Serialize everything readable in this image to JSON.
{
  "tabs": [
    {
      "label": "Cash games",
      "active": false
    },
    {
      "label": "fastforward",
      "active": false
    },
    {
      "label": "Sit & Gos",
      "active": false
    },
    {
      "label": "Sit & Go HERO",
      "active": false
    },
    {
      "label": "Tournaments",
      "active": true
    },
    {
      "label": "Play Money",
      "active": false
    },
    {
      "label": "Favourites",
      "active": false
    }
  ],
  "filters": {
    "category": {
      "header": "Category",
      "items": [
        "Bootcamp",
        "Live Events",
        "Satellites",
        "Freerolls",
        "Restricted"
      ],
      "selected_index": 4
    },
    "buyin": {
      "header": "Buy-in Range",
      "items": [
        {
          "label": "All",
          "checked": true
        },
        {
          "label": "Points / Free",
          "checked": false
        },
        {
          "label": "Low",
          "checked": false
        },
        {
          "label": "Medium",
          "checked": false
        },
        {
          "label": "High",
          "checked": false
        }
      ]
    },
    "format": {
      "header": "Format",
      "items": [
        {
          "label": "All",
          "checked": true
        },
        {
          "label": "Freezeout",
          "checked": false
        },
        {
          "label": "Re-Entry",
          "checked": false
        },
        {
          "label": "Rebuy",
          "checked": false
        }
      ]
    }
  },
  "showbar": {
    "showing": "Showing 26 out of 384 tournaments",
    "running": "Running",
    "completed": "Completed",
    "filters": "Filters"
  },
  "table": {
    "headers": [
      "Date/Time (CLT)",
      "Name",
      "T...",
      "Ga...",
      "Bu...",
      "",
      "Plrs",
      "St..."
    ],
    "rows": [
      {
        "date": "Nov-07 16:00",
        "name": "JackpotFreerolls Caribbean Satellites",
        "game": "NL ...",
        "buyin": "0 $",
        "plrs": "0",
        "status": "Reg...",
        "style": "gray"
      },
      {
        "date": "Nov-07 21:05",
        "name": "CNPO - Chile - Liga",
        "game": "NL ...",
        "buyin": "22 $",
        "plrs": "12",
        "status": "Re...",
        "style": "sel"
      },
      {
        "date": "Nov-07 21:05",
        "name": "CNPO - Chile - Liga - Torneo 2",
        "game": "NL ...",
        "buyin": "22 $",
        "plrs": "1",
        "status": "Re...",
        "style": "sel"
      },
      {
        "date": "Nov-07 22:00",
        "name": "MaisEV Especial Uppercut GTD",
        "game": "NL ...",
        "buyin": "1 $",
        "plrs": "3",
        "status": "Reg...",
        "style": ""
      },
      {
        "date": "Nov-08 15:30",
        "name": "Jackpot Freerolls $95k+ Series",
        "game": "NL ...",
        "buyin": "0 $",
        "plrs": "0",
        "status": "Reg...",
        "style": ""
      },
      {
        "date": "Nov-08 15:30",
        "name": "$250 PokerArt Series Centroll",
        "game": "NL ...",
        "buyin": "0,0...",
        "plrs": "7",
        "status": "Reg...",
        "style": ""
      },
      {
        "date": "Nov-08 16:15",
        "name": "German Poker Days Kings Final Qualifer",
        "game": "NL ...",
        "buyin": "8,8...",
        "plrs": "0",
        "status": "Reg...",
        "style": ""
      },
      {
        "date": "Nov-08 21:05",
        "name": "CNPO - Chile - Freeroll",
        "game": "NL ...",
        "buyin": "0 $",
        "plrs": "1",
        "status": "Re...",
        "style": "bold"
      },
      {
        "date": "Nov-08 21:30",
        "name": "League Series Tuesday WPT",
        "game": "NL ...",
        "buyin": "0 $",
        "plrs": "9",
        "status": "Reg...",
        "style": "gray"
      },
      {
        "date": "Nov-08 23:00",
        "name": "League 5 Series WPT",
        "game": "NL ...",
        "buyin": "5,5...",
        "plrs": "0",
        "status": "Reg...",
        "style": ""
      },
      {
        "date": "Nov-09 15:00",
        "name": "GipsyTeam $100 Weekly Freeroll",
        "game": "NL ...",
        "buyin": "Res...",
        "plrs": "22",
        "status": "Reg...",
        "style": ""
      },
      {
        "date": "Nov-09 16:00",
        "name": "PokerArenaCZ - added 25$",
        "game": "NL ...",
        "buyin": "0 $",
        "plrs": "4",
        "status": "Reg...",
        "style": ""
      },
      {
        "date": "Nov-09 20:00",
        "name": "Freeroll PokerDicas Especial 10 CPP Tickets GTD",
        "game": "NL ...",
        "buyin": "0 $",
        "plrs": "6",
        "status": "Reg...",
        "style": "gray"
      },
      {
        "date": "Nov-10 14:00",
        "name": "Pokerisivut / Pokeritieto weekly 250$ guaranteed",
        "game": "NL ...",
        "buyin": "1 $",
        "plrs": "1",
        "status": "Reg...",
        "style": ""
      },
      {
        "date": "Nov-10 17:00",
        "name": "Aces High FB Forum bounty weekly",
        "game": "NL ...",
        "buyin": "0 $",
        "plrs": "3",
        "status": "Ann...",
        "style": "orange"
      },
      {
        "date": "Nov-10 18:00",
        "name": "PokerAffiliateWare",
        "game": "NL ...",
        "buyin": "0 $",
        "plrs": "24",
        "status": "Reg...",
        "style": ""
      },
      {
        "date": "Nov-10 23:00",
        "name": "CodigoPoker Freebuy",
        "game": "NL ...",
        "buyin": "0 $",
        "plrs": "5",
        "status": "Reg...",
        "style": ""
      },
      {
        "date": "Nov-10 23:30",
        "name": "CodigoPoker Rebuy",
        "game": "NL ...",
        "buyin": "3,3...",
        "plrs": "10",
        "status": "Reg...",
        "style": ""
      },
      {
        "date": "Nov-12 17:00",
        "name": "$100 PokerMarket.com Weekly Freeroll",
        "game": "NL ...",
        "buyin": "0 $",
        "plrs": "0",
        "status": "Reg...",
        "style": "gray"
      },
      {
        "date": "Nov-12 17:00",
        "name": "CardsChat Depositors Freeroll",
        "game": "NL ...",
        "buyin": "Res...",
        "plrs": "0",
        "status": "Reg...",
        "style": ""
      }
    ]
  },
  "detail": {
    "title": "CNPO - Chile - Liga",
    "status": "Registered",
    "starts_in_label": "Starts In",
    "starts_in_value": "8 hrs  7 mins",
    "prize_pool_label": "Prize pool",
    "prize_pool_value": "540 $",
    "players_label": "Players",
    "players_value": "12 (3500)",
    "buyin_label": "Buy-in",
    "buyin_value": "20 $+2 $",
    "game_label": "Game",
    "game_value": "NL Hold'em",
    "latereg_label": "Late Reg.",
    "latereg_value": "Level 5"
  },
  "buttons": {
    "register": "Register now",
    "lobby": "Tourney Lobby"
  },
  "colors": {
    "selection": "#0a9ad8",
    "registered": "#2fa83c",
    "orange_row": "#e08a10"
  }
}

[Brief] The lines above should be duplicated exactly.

[Task solution]
Serialize everything readable in this image to JSON.
{
  "tabs": [
    {
      "label": "Cash games",
      "active": false
    },
    {
      "label": "fastforward",
      "active": false
    },
    {
      "label": "Sit & Gos",
      "active": false
    },
    {
      "label": "Sit & Go HERO",
      "active": false
    },
    {
      "label": "Tournaments",
      "active": true
    },
    {
      "label": "Play Money",
      "active": false
    },
    {
      "label": "Favourites",
      "active": false
    }
  ],
  "filters": {
    "category": {
      "header": "Category",
      "items": [
        "Bootcamp",
        "Live Events",
        "Satellites",
        "Freerolls",
        "Restricted"
      ],
      "selected_index": 4
    },
    "buyin": {
      "header": "Buy-in Range",
      "items": [
        {
          "label": "All",
          "checked": true
        },
        {
          "label": "Points / Free",
          "checked": false
        },
        {
          "label": "Low",
          "checked": false
        },
        {
          "label": "Medium",
          "checked": false
        },
        {
          "label": "High",
          "checked": false
        }
      ]
    },
    "format": {
      "header": "Format",
      "items": [
        {
          "label": "All",
          "checked": true
        },
        {
          "label": "Freezeout",
          "checked": false
        },
        {
          "label": "Re-Entry",
          "checked": false
        },
        {
          "label": "Rebuy",
          "checked": false
        }
      ]
    }
  },
  "showbar": {
    "showing": "Showing 26 out of 384 tournaments",
    "running": "Running",
    "completed": "Completed",
    "filters": "Filters"
  },
  "table": {
    "headers": [
      "Date/Time (CLT)",
      "Name",
      "T...",
      "Ga...",
      "Bu...",
      "",
      "Plrs",
      "St..."
    ],
    "rows": [
      {
        "date": "Nov-07 16:00",
        "name": "JackpotFreerolls Caribbean Satellites",
        "game": "NL ...",
        "buyin": "0 $",
        "plrs": "0",
        "status": "Reg...",
        "style": "gray"
      },
      {
        "date": "Nov-07 21:05",
        "name": "CNPO - Chile - Liga",
        "game": "NL ...",
        "buyin": "22 $",
        "plrs": "12",
        "status": "Re...",
        "style": "sel"
      },
      {
        "date": "Nov-07 21:05",
        "name": "CNPO - Chile - Liga - Torneo 2",
        "game": "NL ...",
        "buyin": "22 $",
        "plrs": "1",
        "status": "Re...",
        "style": "sel"
      },
      {
        "date": "Nov-07 22:00",
        "name": "MaisEV Especial Uppercut GTD",
        "game": "NL ...",
        "buyin": "1 $",
        "plrs": "3",
        "status": "Reg...",
        "style": ""
      },
      {
        "date": "Nov-08 15:30",
        "name": "Jackpot Freerolls $95k+ Series",
        "game": "NL ...",
        "buyin": "0 $",
        "plrs": "0",
        "status": "Reg...",
        "style": ""
      },
      {
        "date": "Nov-08 15:30",
        "name": "$250 PokerArt Series Centroll",
        "game": "NL ...",
        "buyin": "0,0...",
        "plrs": "7",
        "status": "Reg...",
        "style": ""
      },
      {
        "date": "Nov-08 16:15",
        "name": "German Poker Days Kings Final Qualifer",
        "game": "NL ...",
        "buyin": "8,8...",
        "plrs": "0",
        "status": "Reg...",
        "style": ""
      },
      {
        "date": "Nov-08 21:05",
        "name": "CNPO - Chile - Freeroll",
        "game": "NL ...",
        "buyin": "0 $",
        "plrs": "1",
        "status": "Re...",
        "style": "bold"
      },
      {
        "date": "Nov-08 21:30",
        "name": "League Series Tuesday WPT",
        "game": "NL ...",
        "buyin": "0 $",
        "plrs": "9",
        "status": "Reg...",
        "style": "gray"
      },
      {
        "date": "Nov-08 23:00",
        "name": "League 5 Series WPT",
        "game": "NL ...",
        "buyin": "5,5...",
        "plrs": "0",
        "status": "Reg...",
        "style": ""
      },
      {
        "date": "Nov-09 15:00",
        "name": "GipsyTeam $100 Weekly Freeroll",
        "game": "NL ...",
        "buyin": "Res...",
        "plrs": "22",
        "status": "Reg...",
        "style": ""
      },
      {
        "date": "Nov-09 16:00",
        "name": "PokerArenaCZ - added 25$",
        "game": "NL ...",
        "buyin": "0 $",
        "plrs": "4",
        "status": "Reg...",
        "style": ""
      },
      {
        "date": "Nov-09 20:00",
        "name": "Freeroll PokerDicas Especial 10 CPP Tickets GTD",
        "game": "NL ...",
        "buyin": "0 $",
        "plrs": "6",
        "status": "Reg...",
        "style": "gray"
      },
      {
        "date": "Nov-10 14:00",
        "name": "Pokerisivut / Pokeritieto weekly 250$ guaranteed",
        "game": "NL ...",
        "buyin": "1 $",
        "plrs": "1",
        "status": "Reg...",
        "style": ""
      },
      {
        "date": "Nov-10 17:00",
        "name": "Aces High FB Forum bounty weekly",
        "game": "NL ...",
        "buyin": "0 $",
        "plrs": "3",
        "status": "Ann...",
        "style": "orange"
      },
      {
        "date": "Nov-10 18:00",
        "name": "PokerAffiliateWare",
        "game": "NL ...",
        "buyin": "0 $",
        "plrs": "24",
        "status": "Reg...",
        "style": ""
      },
      {
        "date": "Nov-10 23:00",
        "name": "CodigoPoker Freebuy",
        "game": "NL ...",
        "buyin": "0 $",
        "plrs": "5",
        "status": "Reg...",
        "style": ""
      },
      {
        "date": "Nov-10 23:30",
        "name": "CodigoPoker Rebuy",
        "game": "NL ...",
        "buyin": "3,3...",
        "plrs": "10",
        "status": "Reg...",
        "style": ""
      },
      {
        "date": "Nov-12 17:00",
        "name": "$100 PokerMarket.com Weekly Freeroll",
        "game": "NL ...",
        "buyin": "0 $",
        "plrs": "0",
        "status": "Reg...",
        "style": "gray"
      },
      {
        "date": "Nov-12 17:00",
        "name": "CardsChat Depositors Freeroll",
        "game": "NL ...",
        "buyin": "Res...",
        "plrs": "0",
        "status": "Reg...",
        "style": ""
      }
    ]
  },
  "detail": {
    "title": "CNPO - Chile - Liga",
    "status": "Registered",
    "starts_in_label": "Starts In",
    "starts_in_value": "8 hrs  7 mins",
    "prize_pool_label": "Prize pool",
    "prize_pool_value": "540 $",
    "players_label": "Players",
    "players_value": "12 (3500)",
    "buyin_label": "Buy-in",
    "buyin_value": "20 $+2 $",
    "game_label": "Game",
    "game_value": "NL Hold'em",
    "latereg_label": "Late Reg.",
    "latereg_value": "Level 5"
  },
  "buttons": {
    "register": "Register now",
    "lobby": "Tourney Lobby"
  },
  "colors": {
    "selection": "#0a9ad8",
    "registered": "#2fa83c",
    "orange_row": "#e08a10"
  }
}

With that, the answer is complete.